◆ **EXERCISE REQUIREMENTS**
Write out every entry exactly as it appears.

◆ **RECORDS FOR PROCESSING**
--------------------------------
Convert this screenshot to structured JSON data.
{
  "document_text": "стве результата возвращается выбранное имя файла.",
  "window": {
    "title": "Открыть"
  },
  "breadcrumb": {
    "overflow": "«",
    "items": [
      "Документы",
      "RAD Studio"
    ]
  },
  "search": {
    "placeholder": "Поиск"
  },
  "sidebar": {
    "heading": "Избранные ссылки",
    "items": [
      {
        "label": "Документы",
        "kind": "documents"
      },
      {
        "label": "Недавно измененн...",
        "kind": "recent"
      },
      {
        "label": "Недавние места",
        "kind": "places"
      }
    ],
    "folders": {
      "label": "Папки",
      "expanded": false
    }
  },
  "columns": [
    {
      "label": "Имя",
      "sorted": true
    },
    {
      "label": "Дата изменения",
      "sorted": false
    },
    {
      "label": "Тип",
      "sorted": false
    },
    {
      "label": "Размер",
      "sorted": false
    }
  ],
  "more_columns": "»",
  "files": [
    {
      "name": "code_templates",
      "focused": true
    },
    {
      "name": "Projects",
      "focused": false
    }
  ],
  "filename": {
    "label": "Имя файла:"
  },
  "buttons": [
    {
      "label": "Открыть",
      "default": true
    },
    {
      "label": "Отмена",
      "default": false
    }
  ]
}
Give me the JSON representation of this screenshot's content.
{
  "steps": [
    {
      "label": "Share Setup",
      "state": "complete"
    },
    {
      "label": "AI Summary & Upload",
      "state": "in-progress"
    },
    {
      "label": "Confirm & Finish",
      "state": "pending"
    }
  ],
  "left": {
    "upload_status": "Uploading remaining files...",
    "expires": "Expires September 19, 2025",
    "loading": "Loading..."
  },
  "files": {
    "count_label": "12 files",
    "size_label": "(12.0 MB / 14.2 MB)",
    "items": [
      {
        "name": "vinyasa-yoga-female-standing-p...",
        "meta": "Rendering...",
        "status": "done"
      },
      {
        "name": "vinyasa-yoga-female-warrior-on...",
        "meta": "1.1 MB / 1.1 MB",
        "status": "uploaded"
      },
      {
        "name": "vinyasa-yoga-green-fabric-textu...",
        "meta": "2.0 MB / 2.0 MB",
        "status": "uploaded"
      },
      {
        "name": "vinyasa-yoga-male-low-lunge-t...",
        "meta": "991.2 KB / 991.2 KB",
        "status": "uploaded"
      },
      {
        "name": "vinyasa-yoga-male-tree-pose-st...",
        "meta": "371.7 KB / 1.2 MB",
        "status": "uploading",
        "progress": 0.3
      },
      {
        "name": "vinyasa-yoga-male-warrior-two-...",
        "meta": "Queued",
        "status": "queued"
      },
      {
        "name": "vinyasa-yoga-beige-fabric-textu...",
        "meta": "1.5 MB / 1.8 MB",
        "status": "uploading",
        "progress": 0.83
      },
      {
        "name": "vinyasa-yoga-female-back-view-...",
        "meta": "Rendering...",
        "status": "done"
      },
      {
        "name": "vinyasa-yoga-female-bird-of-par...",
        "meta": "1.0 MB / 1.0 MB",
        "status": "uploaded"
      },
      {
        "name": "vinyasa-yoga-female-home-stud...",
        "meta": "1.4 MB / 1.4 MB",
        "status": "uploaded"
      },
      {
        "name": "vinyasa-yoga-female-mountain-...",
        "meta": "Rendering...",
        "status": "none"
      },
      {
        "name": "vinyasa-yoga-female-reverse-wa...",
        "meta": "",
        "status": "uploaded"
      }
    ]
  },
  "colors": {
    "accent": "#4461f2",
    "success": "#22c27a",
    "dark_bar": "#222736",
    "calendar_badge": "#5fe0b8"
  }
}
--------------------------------
◆ **FINISHED TASK**
Convert this screenshot to structured JSON data.
{
  "document_text": "стве результата возвращается выбранное имя файла.",
  "window": {
    "title": "Открыть"
  },
  "breadcrumb": {
    "overflow": "«",
    "items": [
      "Документы",
      "RAD Studio"
    ]
  },
  "search": {
    "placeholder": "Поиск"
  },
  "sidebar": {
    "heading": "Избранные ссылки",
    "items": [
      {
        "label": "Документы",
        "kind": "documents"
      },
      {
        "label": "Недавно измененн...",
        "kind": "recent"
      },
      {
        "label": "Недавние места",
        "kind": "places"
      }
    ],
    "folders": {
      "label": "Папки",
      "expanded": false
    }
  },
  "columns": [
    {
      "label": "Имя",
      "sorted": true
    },
    {
      "label": "Дата изменения",
      "sorted": false
    },
    {
      "label": "Тип",
      "sorted": false
    },
    {
      "label": "Размер",
      "sorted": false
    }
  ],
  "more_columns": "»",
  "files": [
    {
      "name": "code_templates",
      "focused": true
    },
    {
      "name": "Projects",
      "focused": false
    }
  ],
  "filename": {
    "label": "Имя файла:"
  },
  "buttons": [
    {
      "label": "Открыть",
      "default": true
    },
    {
      "label": "Отмена",
      "default": false
    }
  ]
}
Give me the JSON representation of this screenshot's content.
{
  "steps": [
    {
      "label": "Share Setup",
      "state": "complete"
    },
    {
      "label": "AI Summary & Upload",
      "state": "in-progress"
    },
    {
      "label": "Confirm & Finish",
      "state": "pending"
    }
  ],
  "left": {
    "upload_status": "Uploading remaining files...",
    "expires": "Expires September 19, 2025",
    "loading": "Loading..."
  },
  "files": {
    "count_label": "12 files",
    "size_label": "(12.0 MB / 14.2 MB)",
    "items": [
      {
        "name": "vinyasa-yoga-female-standing-p...",
        "meta": "Rendering...",
        "status": "done"
      },
      {
        "name": "vinyasa-yoga-female-warrior-on...",
        "meta": "1.1 MB / 1.1 MB",
        "status": "uploaded"
      },
      {
        "name": "vinyasa-yoga-green-fabric-textu...",
        "meta": "2.0 MB / 2.0 MB",
        "status": "uploaded"
      },
      {
        "name": "vinyasa-yoga-male-low-lunge-t...",
        "meta": "991.2 KB / 991.2 KB",
        "status": "uploaded"
      },
      {
        "name": "vinyasa-yoga-male-tree-pose-st...",
        "meta": "371.7 KB / 1.2 MB",
        "status": "uploading",
        "progress": 0.3
      },
      {
        "name": "vinyasa-yoga-male-warrior-two-...",
        "meta": "Queued",
        "status": "queued"
      },
      {
        "name": "vinyasa-yoga-beige-fabric-textu...",
        "meta": "1.5 MB / 1.8 MB",
        "status": "uploading",
        "progress": 0.83
      },
      {
        "name": "vinyasa-yoga-female-back-view-...",
        "meta": "Rendering...",
        "status": "done"
      },
      {
        "name": "vinyasa-yoga-female-bird-of-par...",
        "meta": "1.0 MB / 1.0 MB",
        "status": "uploaded"
      },
      {
        "name": "vinyasa-yoga-female-home-stud...",
        "meta": "1.4 MB / 1.4 MB",
        "status": "uploaded"
      },
      {
        "name": "vinyasa-yoga-female-mountain-...",
        "meta": "Rendering...",
        "status": "none"
      },
      {
        "name": "vinyasa-yoga-female-reverse-wa...",
        "meta": "",
        "status": "uploaded"
      }
    ]
  },
  "colors": {
    "accent": "#4461f2",
    "success": "#22c27a",
    "dark_bar": "#222736",
    "calendar_badge": "#5fe0b8"
  }
}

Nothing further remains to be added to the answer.